BVUUF has policies in place which continue to be reviewed. This Fellowship is well on it’s way to a culture of safety.
The interim time is prime for reviewing and assessing the current policies and procedures, especially as they relate to children, youth and families.
Carol is working with a team of people to ensure the Safer Congregation policies are up-to-date. The School of the Spirit Council is reviewing the current policies and invite your participation. If you’d like to serve for a short term project, this could be a place for you.
The congregation as a whole can be engaged in the follow ways:
- share responsibility for the safety and security of the congregation
- be familiar with the Fellowship’s policies and support the staff and leadership as they implement them
- bring any concerns about safety to the person responsible for that area of ministry in your congregation
- live a covenant of right relations
- be involved in ongoing education and practice
You can view the current policy HERE and look for more information soon. The upcoming First Aid/CPR training is one way we’re keeping staff and others certified and current. The training is Sunday, February 24, 1-3:30 p.m. Cost is $40. If interested, contact me, De Anna at DirectorRE@bvuuf.org.
“We establish places in the world where we can feel safe. The most common such places are our homes and our religious communities. It is important, therefore, that these places, our homes and congregations, be places of justice and nurture, be islands of hope in a world too often in despair. This sense of security in life, a security provided by religion, has been called Sacred Canopy.
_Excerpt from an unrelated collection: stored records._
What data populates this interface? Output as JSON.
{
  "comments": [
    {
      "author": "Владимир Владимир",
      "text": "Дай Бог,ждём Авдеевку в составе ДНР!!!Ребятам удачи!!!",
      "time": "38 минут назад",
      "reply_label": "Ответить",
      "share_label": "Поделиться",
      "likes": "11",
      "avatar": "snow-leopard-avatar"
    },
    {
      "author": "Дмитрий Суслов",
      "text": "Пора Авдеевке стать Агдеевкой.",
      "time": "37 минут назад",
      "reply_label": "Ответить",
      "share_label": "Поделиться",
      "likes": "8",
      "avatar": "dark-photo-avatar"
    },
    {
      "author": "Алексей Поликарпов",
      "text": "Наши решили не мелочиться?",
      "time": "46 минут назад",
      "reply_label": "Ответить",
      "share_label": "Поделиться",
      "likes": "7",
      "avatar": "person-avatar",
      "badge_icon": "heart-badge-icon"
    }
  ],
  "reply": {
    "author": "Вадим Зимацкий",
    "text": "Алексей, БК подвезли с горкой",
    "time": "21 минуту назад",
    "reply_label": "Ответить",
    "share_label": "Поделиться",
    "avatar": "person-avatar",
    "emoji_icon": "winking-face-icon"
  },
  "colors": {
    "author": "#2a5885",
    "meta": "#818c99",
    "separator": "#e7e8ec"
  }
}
That is, theologically, religion provides a safe covering, an enclosure, a place where insecurity vanishes, at least temporarily.” ~ Rev. David M. Bryce, First Unitarian Society of Westchester, MA.
So may it be,
In peace, De Anna